Activity: Retype the whole listing, character for character.
____
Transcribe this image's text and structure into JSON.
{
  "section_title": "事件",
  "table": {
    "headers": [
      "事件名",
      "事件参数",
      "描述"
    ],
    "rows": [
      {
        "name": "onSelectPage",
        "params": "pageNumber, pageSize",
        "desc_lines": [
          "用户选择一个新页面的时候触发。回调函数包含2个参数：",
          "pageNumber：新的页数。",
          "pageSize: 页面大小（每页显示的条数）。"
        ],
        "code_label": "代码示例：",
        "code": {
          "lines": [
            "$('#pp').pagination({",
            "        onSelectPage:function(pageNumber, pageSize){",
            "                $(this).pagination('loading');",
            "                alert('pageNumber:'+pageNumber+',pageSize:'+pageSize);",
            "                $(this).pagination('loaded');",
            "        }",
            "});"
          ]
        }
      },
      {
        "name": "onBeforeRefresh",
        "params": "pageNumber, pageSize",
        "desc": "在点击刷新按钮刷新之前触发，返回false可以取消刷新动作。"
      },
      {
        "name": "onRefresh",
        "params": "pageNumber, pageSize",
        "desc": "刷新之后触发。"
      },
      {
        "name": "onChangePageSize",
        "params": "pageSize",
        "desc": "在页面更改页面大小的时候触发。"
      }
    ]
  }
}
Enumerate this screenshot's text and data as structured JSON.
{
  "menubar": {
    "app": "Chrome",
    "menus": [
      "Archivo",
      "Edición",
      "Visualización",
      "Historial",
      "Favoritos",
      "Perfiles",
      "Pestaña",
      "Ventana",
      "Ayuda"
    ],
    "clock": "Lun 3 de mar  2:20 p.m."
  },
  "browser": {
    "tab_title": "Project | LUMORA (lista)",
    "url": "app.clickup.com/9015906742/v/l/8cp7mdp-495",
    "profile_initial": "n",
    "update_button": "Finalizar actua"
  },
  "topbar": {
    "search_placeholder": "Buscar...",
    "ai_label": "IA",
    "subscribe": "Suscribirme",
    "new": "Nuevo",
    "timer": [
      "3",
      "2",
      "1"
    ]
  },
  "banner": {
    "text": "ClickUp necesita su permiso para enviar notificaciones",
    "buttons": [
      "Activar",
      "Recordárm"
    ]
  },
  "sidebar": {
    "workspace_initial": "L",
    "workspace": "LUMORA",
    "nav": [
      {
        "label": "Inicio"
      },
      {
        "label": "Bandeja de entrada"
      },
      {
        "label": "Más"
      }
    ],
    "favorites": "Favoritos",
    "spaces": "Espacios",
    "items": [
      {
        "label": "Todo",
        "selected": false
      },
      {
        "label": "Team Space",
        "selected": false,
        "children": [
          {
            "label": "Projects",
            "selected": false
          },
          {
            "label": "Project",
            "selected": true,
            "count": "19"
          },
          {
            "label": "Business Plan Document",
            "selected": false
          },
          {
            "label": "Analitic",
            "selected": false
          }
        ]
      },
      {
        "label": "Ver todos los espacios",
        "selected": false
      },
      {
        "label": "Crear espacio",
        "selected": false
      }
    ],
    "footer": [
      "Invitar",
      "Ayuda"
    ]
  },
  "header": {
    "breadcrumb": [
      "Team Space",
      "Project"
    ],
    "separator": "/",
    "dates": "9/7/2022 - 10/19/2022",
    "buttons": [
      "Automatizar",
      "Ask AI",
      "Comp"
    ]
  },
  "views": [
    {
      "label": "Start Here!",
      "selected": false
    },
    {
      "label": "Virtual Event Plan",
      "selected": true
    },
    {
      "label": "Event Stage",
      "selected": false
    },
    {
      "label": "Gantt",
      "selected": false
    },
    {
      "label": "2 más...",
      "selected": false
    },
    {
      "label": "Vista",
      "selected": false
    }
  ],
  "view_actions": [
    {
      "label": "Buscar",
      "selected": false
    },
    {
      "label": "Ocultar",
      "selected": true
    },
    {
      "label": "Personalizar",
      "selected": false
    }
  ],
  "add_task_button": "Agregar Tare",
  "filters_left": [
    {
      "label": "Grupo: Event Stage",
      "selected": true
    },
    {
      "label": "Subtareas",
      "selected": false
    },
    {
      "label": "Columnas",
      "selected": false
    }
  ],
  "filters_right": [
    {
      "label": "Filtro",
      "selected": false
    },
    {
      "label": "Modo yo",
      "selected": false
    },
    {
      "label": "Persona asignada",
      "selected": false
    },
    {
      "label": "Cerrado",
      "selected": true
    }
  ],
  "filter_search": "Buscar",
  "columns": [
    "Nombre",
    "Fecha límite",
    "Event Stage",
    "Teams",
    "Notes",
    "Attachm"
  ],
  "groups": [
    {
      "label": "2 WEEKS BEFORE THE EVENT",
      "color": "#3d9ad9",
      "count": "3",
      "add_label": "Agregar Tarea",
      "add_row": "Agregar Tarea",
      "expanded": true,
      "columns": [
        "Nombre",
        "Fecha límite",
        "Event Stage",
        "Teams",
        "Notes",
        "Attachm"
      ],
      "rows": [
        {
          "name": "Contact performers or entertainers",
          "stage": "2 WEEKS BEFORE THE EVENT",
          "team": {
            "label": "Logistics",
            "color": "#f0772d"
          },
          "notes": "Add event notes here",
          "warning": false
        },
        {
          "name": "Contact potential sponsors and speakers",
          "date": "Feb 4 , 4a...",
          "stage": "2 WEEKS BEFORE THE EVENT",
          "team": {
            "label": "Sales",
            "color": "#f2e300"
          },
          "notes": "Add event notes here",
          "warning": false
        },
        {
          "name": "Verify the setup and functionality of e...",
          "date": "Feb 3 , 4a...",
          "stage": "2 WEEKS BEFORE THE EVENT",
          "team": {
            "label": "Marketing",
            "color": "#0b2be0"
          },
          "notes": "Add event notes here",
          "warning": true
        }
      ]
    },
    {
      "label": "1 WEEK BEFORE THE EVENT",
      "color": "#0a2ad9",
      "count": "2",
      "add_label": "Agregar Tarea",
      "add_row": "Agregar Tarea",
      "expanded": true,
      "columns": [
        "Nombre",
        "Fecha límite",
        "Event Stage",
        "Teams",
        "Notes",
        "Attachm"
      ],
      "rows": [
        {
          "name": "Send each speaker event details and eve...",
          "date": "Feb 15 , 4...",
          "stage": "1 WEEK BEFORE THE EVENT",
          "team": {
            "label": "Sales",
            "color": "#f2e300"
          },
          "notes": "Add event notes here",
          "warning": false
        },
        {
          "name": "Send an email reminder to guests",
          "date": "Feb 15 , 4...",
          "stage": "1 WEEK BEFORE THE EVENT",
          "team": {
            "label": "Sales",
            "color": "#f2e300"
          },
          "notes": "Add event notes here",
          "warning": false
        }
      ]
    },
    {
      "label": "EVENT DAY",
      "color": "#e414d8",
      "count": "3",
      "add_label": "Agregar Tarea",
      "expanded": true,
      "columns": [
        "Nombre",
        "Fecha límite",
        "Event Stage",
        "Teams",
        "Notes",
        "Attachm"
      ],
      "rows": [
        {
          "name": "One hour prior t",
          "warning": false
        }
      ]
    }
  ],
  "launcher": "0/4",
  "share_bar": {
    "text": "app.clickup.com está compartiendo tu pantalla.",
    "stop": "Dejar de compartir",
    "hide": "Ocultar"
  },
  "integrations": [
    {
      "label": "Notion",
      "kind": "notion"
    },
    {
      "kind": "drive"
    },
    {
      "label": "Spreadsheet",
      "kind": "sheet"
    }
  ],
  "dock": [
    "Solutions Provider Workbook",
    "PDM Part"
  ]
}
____
Output for this task:
Transcribe this image's text and structure into JSON.
{
  "section_title": "事件",
  "table": {
    "headers": [
      "事件名",
      "事件参数",
      "描述"
    ],
    "rows": [
      {
        "name": "onSelectPage",
        "params": "pageNumber, pageSize",
        "desc_lines": [
          "用户选择一个新页面的时候触发。回调函数包含2个参数：",
          "pageNumber：新的页数。",
          "pageSize: 页面大小（每页显示的条数）。"
        ],
        "code_label": "代码示例：",
        "code": {
          "lines": [
            "$('#pp').pagination({",
            "        onSelectPage:function(pageNumber, pageSize){",
            "                $(this).pagination('loading');",
            "                alert('pageNumber:'+pageNumber+',pageSize:'+pageSize);",
            "                $(this).pagination('loaded');",
            "        }",
            "});"
          ]
        }
      },
      {
        "name": "onBeforeRefresh",
        "params": "pageNumber, pageSize",
        "desc": "在点击刷新按钮刷新之前触发，返回false可以取消刷新动作。"
      },
      {
        "name": "onRefresh",
        "params": "pageNumber, pageSize",
        "desc": "刷新之后触发。"
      },
      {
        "name": "onChangePageSize",
        "params": "pageSize",
        "desc": "在页面更改页面大小的时候触发。"
      }
    ]
  }
}
Enumerate this screenshot's text and data as structured JSON.
{
  "menubar": {
    "app": "Chrome",
    "menus": [
      "Archivo",
      "Edición",
      "Visualización",
      "Historial",
      "Favoritos",
      "Perfiles",
      "Pestaña",
      "Ventana",
      "Ayuda"
    ],
    "clock": "Lun 3 de mar  2:20 p.m."
  },
  "browser": {
    "tab_title": "Project | LUMORA (lista)",
    "url": "app.clickup.com/9015906742/v/l/8cp7mdp-495",
    "profile_initial": "n",
    "update_button": "Finalizar actua"
  },
  "topbar": {
    "search_placeholder": "Buscar...",
    "ai_label": "IA",
    "subscribe": "Suscribirme",
    "new": "Nuevo",
    "timer": [
      "3",
      "2",
      "1"
    ]
  },
  "banner": {
    "text": "ClickUp necesita su permiso para enviar notificaciones",
    "buttons": [
      "Activar",
      "Recordárm"
    ]
  },
  "sidebar": {
    "workspace_initial": "L",
    "workspace": "LUMORA",
    "nav": [
      {
        "label": "Inicio"
      },
      {
        "label": "Bandeja de entrada"
      },
      {
        "label": "Más"
      }
    ],
    "favorites": "Favoritos",
    "spaces": "Espacios",
    "items": [
      {
        "label": "Todo",
        "selected": false
      },
      {
        "label": "Team Space",
        "selected": false,
        "children": [
          {
            "label": "Projects",
            "selected": false
          },
          {
            "label": "Project",
            "selected": true,
            "count": "19"
          },
          {
            "label": "Business Plan Document",
            "selected": false
          },
          {
            "label": "Analitic",
            "selected": false
          }
        ]
      },
      {
        "label": "Ver todos los espacios",
        "selected": false
      },
      {
        "label": "Crear espacio",
        "selected": false
      }
    ],
    "footer": [
      "Invitar",
      "Ayuda"
    ]
  },
  "header": {
    "breadcrumb": [
      "Team Space",
      "Project"
    ],
    "separator": "/",
    "dates": "9/7/2022 - 10/19/2022",
    "buttons": [
      "Automatizar",
      "Ask AI",
      "Comp"
    ]
  },
  "views": [
    {
      "label": "Start Here!",
      "selected": false
    },
    {
      "label": "Virtual Event Plan",
      "selected": true
    },
    {
      "label": "Event Stage",
      "selected": false
    },
    {
      "label": "Gantt",
      "selected": false
    },
    {
      "label": "2 más...",
      "selected": false
    },
    {
      "label": "Vista",
      "selected": false
    }
  ],
  "view_actions": [
    {
      "label": "Buscar",
      "selected": false
    },
    {
      "label": "Ocultar",
      "selected": true
    },
    {
      "label": "Personalizar",
      "selected": false
    }
  ],
  "add_task_button": "Agregar Tare",
  "filters_left": [
    {
      "label": "Grupo: Event Stage",
      "selected": true
    },
    {
      "label": "Subtareas",
      "selected": false
    },
    {
      "label": "Columnas",
      "selected": false
    }
  ],
  "filters_right": [
    {
      "label": "Filtro",
      "selected": false
    },
    {
      "label": "Modo yo",
      "selected": false
    },
    {
      "label": "Persona asignada",
      "selected": false
    },
    {
      "label": "Cerrado",
      "selected": true
    }
  ],
  "filter_search": "Buscar",
  "columns": [
    "Nombre",
    "Fecha límite",
    "Event Stage",
    "Teams",
    "Notes",
    "Attachm"
  ],
  "groups": [
    {
      "label": "2 WEEKS BEFORE THE EVENT",
      "color": "#3d9ad9",
      "count": "3",
      "add_label": "Agregar Tarea",
      "add_row": "Agregar Tarea",
      "expanded": true,
      "columns": [
        "Nombre",
        "Fecha límite",
        "Event Stage",
        "Teams",
        "Notes",
        "Attachm"
      ],
      "rows": [
        {
          "name": "Contact performers or entertainers",
          "stage": "2 WEEKS BEFORE THE EVENT",
          "team": {
            "label": "Logistics",
            "color": "#f0772d"
          },
          "notes": "Add event notes here",
          "warning": false
        },
        {
          "name": "Contact potential sponsors and speakers",
          "date": "Feb 4 , 4a...",
          "stage": "2 WEEKS BEFORE THE EVENT",
          "team": {
            "label": "Sales",
            "color": "#f2e300"
          },
          "notes": "Add event notes here",
          "warning": false
        },
        {
          "name": "Verify the setup and functionality of e...",
          "date": "Feb 3 , 4a...",
          "stage": "2 WEEKS BEFORE THE EVENT",
          "team": {
            "label": "Marketing",
            "color": "#0b2be0"
          },
          "notes": "Add event notes here",
          "warning": true
        }
      ]
    },
    {
      "label": "1 WEEK BEFORE THE EVENT",
      "color": "#0a2ad9",
      "count": "2",
      "add_label": "Agregar Tarea",
      "add_row": "Agregar Tarea",
      "expanded": true,
      "columns": [
        "Nombre",
        "Fecha límite",
        "Event Stage",
        "Teams",
        "Notes",
        "Attachm"
      ],
      "rows": [
        {
          "name": "Send each speaker event details and eve...",
          "date": "Feb 15 , 4...",
          "stage": "1 WEEK BEFORE THE EVENT",
          "team": {
            "label": "Sales",
            "color": "#f2e300"
          },
          "notes": "Add event notes here",
          "warning": false
        },
        {
          "name": "Send an email reminder to guests",
          "date": "Feb 15 , 4...",
          "stage": "1 WEEK BEFORE THE EVENT",
          "team": {
            "label": "Sales",
            "color": "#f2e300"
          },
          "notes": "Add event notes here",
          "warning": false
        }
      ]
    },
    {
      "label": "EVENT DAY",
      "color": "#e414d8",
      "count": "3",
      "add_label": "Agregar Tarea",
      "expanded": true,
      "columns": [
        "Nombre",
        "Fecha límite",
        "Event Stage",
        "Teams",
        "Notes",
        "Attachm"
      ],
      "rows": [
        {
          "name": "One hour prior t",
          "warning": false
        }
      ]
    }
  ],
  "launcher": "0/4",
  "share_bar": {
    "text": "app.clickup.com está compartiendo tu pantalla.",
    "stop": "Dejar de compartir",
    "hide": "Ocultar"
  },
  "integrations": [
    {
      "label": "Notion",
      "kind": "notion"
    },
    {
      "kind": "drive"
    },
    {
      "label": "Spreadsheet",
      "kind": "sheet"
    }
  ],
  "dock": [
    "Solutions Provider Workbook",
    "PDM Part"
  ]
}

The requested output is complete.